___ RECORDS PROVIDED

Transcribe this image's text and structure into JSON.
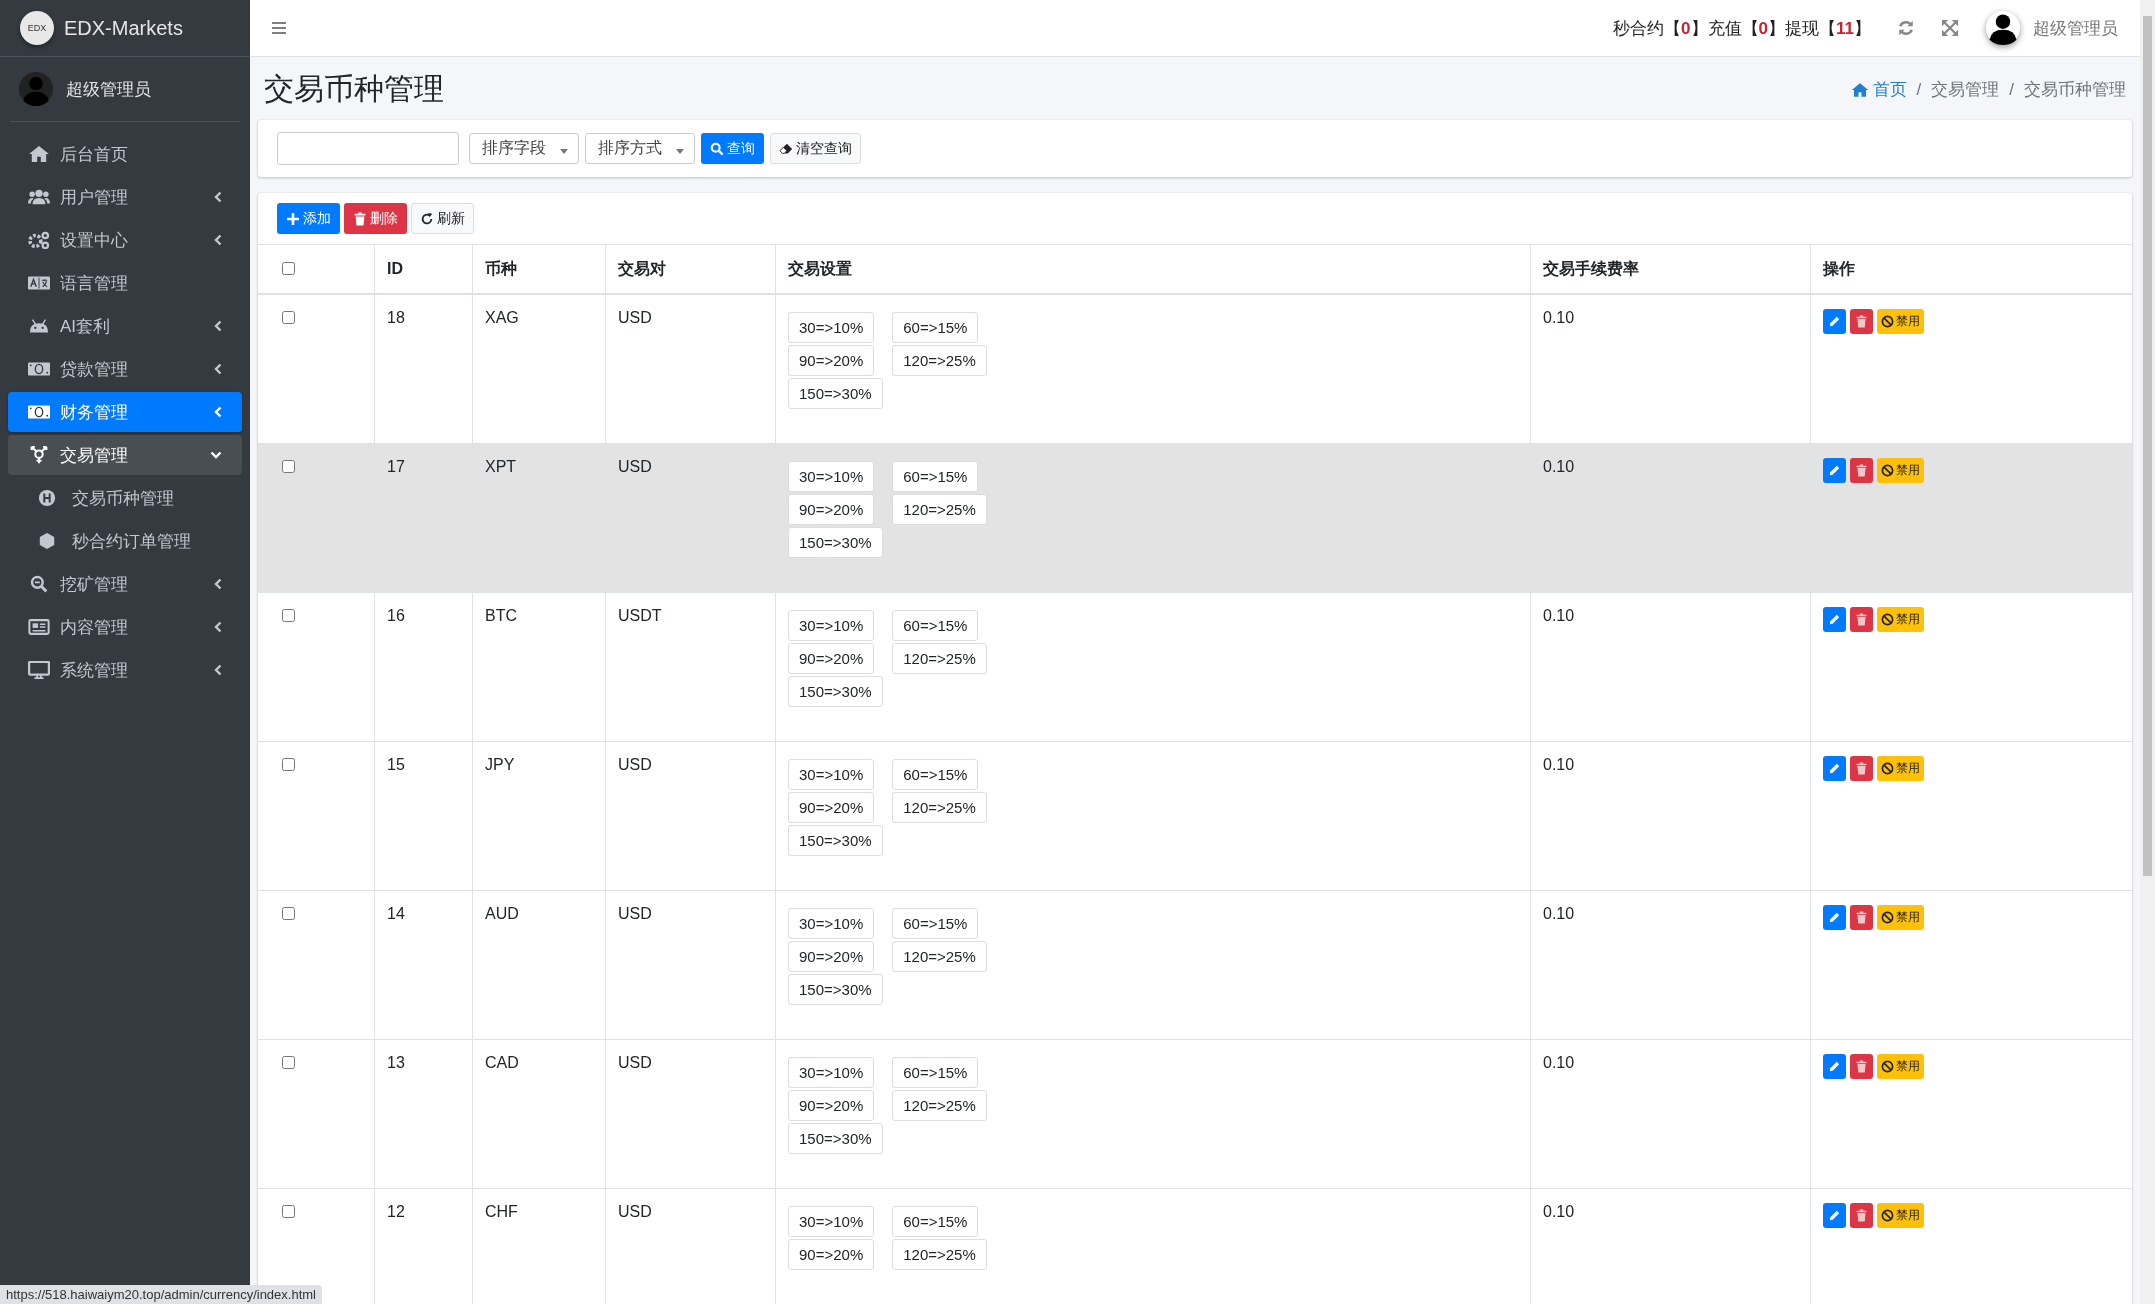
{
  "sidebar": {
    "brand": {
      "logo_text": "EDX",
      "name": "EDX-Markets"
    },
    "user": "超级管理员",
    "items": [
      {
        "label": "后台首页",
        "kind": "home",
        "expandable": false,
        "expanded": false,
        "selected": false
      },
      {
        "label": "用户管理",
        "kind": "users",
        "expandable": true,
        "expanded": false,
        "selected": false
      },
      {
        "label": "设置中心",
        "kind": "gears",
        "expandable": true,
        "expanded": false,
        "selected": false
      },
      {
        "label": "语言管理",
        "kind": "language",
        "expandable": false,
        "expanded": false,
        "selected": false
      },
      {
        "label": "AI套利",
        "kind": "android",
        "expandable": true,
        "expanded": false,
        "selected": false
      },
      {
        "label": "贷款管理",
        "kind": "money",
        "expandable": true,
        "expanded": false,
        "selected": false
      },
      {
        "label": "财务管理",
        "kind": "money",
        "expandable": true,
        "expanded": false,
        "selected": true
      },
      {
        "label": "交易管理",
        "kind": "transfer",
        "expandable": true,
        "expanded": true,
        "selected": false,
        "children": [
          {
            "label": "交易币种管理",
            "kind": "h-circle",
            "selected": false
          },
          {
            "label": "秒合约订单管理",
            "kind": "hexagon",
            "selected": false
          }
        ]
      },
      {
        "label": "挖矿管理",
        "kind": "search-minus",
        "expandable": true,
        "expanded": false,
        "selected": false
      },
      {
        "label": "内容管理",
        "kind": "newspaper",
        "expandable": true,
        "expanded": false,
        "selected": false
      },
      {
        "label": "系统管理",
        "kind": "monitor",
        "expandable": true,
        "expanded": false,
        "selected": false
      }
    ]
  },
  "header": {
    "counters": "秒合约【**0**】充值【**0**】提现【**11**】",
    "user": "超级管理员"
  },
  "page": {
    "title": "交易币种管理",
    "breadcrumb": {
      "separator": "/",
      "items": [
        "首页",
        "交易管理",
        "交易币种管理"
      ]
    }
  },
  "search": {
    "sort_field": "排序字段",
    "sort_order": "排序方式",
    "search_button": "查询",
    "clear_button": "清空查询"
  },
  "toolbar": {
    "add": "添加",
    "delete": "删除",
    "refresh": "刷新"
  },
  "table": {
    "select_all": {
      "checked": false
    },
    "columns": [
      "ID",
      "币种",
      "交易对",
      "交易设置",
      "交易手续费率",
      "操作"
    ],
    "rows": [
      {
        "checked": false,
        "hovered": false,
        "id": "18",
        "symbol": "XAG",
        "pair": "USD",
        "settings": [
          "30=>10%",
          "60=>15%",
          "90=>20%",
          "120=>25%",
          "150=>30%"
        ],
        "fee": "0.10",
        "disable": "禁用"
      },
      {
        "checked": false,
        "hovered": true,
        "id": "17",
        "symbol": "XPT",
        "pair": "USD",
        "settings": [
          "30=>10%",
          "60=>15%",
          "90=>20%",
          "120=>25%",
          "150=>30%"
        ],
        "fee": "0.10",
        "disable": "禁用"
      },
      {
        "checked": false,
        "hovered": false,
        "id": "16",
        "symbol": "BTC",
        "pair": "USDT",
        "settings": [
          "30=>10%",
          "60=>15%",
          "90=>20%",
          "120=>25%",
          "150=>30%"
        ],
        "fee": "0.10",
        "disable": "禁用"
      },
      {
        "checked": false,
        "hovered": false,
        "id": "15",
        "symbol": "JPY",
        "pair": "USD",
        "settings": [
          "30=>10%",
          "60=>15%",
          "90=>20%",
          "120=>25%",
          "150=>30%"
        ],
        "fee": "0.10",
        "disable": "禁用"
      },
      {
        "checked": false,
        "hovered": false,
        "id": "14",
        "symbol": "AUD",
        "pair": "USD",
        "settings": [
          "30=>10%",
          "60=>15%",
          "90=>20%",
          "120=>25%",
          "150=>30%"
        ],
        "fee": "0.10",
        "disable": "禁用"
      },
      {
        "checked": false,
        "hovered": false,
        "id": "13",
        "symbol": "CAD",
        "pair": "USD",
        "settings": [
          "30=>10%",
          "60=>15%",
          "90=>20%",
          "120=>25%",
          "150=>30%"
        ],
        "fee": "0.10",
        "disable": "禁用"
      },
      {
        "checked": false,
        "hovered": false,
        "id": "12",
        "symbol": "CHF",
        "pair": "USD",
        "settings": [
          "30=>10%",
          "60=>15%",
          "90=>20%",
          "120=>25%"
        ],
        "fee": "0.10",
        "disable": "禁用"
      }
    ]
  },
  "status_url": "https://518.haiwaiym20.top/admin/currency/index.html"
}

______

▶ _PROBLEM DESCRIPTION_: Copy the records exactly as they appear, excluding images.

▶ _ANSWER BOX_:
Transcribe this image's text and structure into JSON.
{
  "sidebar": {
    "brand": {
      "logo_text": "EDX",
      "name": "EDX-Markets"
    },
    "user": "超级管理员",
    "items": [
      {
        "label": "后台首页",
        "kind": "home",
        "expandable": false,
        "expanded": false,
        "selected": false
      },
      {
        "label": "用户管理",
        "kind": "users",
        "expandable": true,
        "expanded": false,
        "selected": false
      },
      {
        "label": "设置中心",
        "kind": "gears",
        "expandable": true,
        "expanded": false,
        "selected": false
      },
      {
        "label": "语言管理",
        "kind": "language",
        "expandable": false,
        "expanded": false,
        "selected": false
      },
      {
        "label": "AI套利",
        "kind": "android",
        "expandable": true,
        "expanded": false,
        "selected": false
      },
      {
        "label": "贷款管理",
        "kind": "money",
        "expandable": true,
        "expanded": false,
        "selected": false
      },
      {
        "label": "财务管理",
        "kind": "money",
        "expandable": true,
        "expanded": false,
        "selected": true
      },
      {
        "label": "交易管理",
        "kind": "transfer",
        "expandable": true,
        "expanded": true,
        "selected": false,
        "children": [
          {
            "label": "交易币种管理",
            "kind": "h-circle",
            "selected": false
          },
          {
            "label": "秒合约订单管理",
            "kind": "hexagon",
            "selected": false
          }
        ]
      },
      {
        "label": "挖矿管理",
        "kind": "search-minus",
        "expandable": true,
        "expanded": false,
        "selected": false
      },
      {
        "label": "内容管理",
        "kind": "newspaper",
        "expandable": true,
        "expanded": false,
        "selected": false
      },
      {
        "label": "系统管理",
        "kind": "monitor",
        "expandable": true,
        "expanded": false,
        "selected": false
      }
    ]
  },
  "header": {
    "counters": "秒合约【**0**】充值【**0**】提现【**11**】",
    "user": "超级管理员"
  },
  "page": {
    "title": "交易币种管理",
    "breadcrumb": {
      "separator": "/",
      "items": [
        "首页",
        "交易管理",
        "交易币种管理"
      ]
    }
  },
  "search": {
    "sort_field": "排序字段",
    "sort_order": "排序方式",
    "search_button": "查询",
    "clear_button": "清空查询"
  },
  "toolbar": {
    "add": "添加",
    "delete": "删除",
    "refresh": "刷新"
  },
  "table": {
    "select_all": {
      "checked": false
    },
    "columns": [
      "ID",
      "币种",
      "交易对",
      "交易设置",
      "交易手续费率",
      "操作"
    ],
    "rows": [
      {
        "checked": false,
        "hovered": false,
        "id": "18",
        "symbol": "XAG",
        "pair": "USD",
        "settings": [
          "30=>10%",
          "60=>15%",
          "90=>20%",
          "120=>25%",
          "150=>30%"
        ],
        "fee": "0.10",
        "disable": "禁用"
      },
      {
        "checked": false,
        "hovered": true,
        "id": "17",
        "symbol": "XPT",
        "pair": "USD",
        "settings": [
          "30=>10%",
          "60=>15%",
          "90=>20%",
          "120=>25%",
          "150=>30%"
        ],
        "fee": "0.10",
        "disable": "禁用"
      },
      {
        "checked": false,
        "hovered": false,
        "id": "16",
        "symbol": "BTC",
        "pair": "USDT",
        "settings": [
          "30=>10%",
          "60=>15%",
          "90=>20%",
          "120=>25%",
          "150=>30%"
        ],
        "fee": "0.10",
        "disable": "禁用"
      },
      {
        "checked": false,
        "hovered": false,
        "id": "15",
        "symbol": "JPY",
        "pair": "USD",
        "settings": [
          "30=>10%",
          "60=>15%",
          "90=>20%",
          "120=>25%",
          "150=>30%"
        ],
        "fee": "0.10",
        "disable": "禁用"
      },
      {
        "checked": false,
        "hovered": false,
        "id": "14",
        "symbol": "AUD",
        "pair": "USD",
        "settings": [
          "30=>10%",
          "60=>15%",
          "90=>20%",
          "120=>25%",
          "150=>30%"
        ],
        "fee": "0.10",
        "disable": "禁用"
      },
      {
        "checked": false,
        "hovered": false,
        "id": "13",
        "symbol": "CAD",
        "pair": "USD",
        "settings": [
          "30=>10%",
          "60=>15%",
          "90=>20%",
          "120=>25%",
          "150=>30%"
        ],
        "fee": "0.10",
        "disable": "禁用"
      },
      {
        "checked": false,
        "hovered": false,
        "id": "12",
        "symbol": "CHF",
        "pair": "USD",
        "settings": [
          "30=>10%",
          "60=>15%",
          "90=>20%",
          "120=>25%"
        ],
        "fee": "0.10",
        "disable": "禁用"
      }
    ]
  },
  "status_url": "https://518.haiwaiym20.top/admin/currency/index.html"
}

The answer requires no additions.